Problem details: Read through the records below and copy each line that uses the word "chevron".

__________

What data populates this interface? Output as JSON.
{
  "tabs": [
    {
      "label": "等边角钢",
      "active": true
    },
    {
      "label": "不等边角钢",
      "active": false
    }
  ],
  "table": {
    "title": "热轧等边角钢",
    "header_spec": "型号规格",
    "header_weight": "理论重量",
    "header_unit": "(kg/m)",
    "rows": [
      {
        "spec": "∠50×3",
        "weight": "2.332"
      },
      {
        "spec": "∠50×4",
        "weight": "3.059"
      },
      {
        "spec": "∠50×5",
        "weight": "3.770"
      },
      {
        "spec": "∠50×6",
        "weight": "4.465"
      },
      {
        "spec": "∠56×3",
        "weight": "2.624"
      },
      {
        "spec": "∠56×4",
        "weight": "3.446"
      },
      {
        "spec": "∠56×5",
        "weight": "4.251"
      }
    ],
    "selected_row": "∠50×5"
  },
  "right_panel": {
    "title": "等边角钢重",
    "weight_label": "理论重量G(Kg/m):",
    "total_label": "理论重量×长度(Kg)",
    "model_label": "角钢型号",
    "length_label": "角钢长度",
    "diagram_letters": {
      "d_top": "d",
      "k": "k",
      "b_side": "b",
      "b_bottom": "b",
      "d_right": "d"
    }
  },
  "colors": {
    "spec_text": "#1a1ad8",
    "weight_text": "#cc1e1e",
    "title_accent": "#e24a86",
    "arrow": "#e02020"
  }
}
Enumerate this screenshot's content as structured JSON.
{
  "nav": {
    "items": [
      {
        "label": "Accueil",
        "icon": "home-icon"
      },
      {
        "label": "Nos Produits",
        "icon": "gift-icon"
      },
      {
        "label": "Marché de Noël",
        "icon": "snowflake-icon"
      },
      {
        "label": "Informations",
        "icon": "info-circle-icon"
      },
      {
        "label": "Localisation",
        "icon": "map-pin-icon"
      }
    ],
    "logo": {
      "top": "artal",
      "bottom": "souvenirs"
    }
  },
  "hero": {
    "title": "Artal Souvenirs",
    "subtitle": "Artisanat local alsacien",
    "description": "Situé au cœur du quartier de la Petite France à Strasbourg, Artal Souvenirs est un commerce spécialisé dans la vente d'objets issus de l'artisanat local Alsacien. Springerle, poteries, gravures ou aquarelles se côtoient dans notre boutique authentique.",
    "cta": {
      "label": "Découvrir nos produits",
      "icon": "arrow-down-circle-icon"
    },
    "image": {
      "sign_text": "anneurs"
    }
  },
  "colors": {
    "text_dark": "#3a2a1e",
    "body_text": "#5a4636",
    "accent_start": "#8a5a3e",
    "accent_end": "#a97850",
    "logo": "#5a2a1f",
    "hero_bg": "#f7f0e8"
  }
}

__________

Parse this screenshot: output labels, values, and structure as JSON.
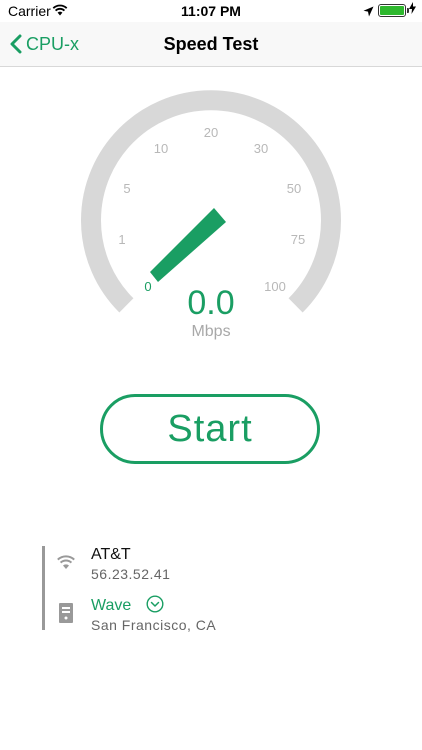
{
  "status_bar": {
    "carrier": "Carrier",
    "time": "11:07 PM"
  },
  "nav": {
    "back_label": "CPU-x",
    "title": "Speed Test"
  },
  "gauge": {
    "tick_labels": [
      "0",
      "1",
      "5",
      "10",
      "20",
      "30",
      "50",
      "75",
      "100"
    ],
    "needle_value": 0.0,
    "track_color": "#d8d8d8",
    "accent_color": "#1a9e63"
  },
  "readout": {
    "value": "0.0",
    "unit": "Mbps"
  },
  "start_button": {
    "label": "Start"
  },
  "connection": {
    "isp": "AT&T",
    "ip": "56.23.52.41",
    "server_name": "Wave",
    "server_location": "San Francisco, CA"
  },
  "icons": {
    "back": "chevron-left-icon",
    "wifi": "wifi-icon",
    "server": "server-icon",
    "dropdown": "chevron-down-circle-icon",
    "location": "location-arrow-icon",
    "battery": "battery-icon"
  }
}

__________

Exercise result:
    "back": "chevron-left-icon",
    "dropdown": "chevron-down-circle-icon",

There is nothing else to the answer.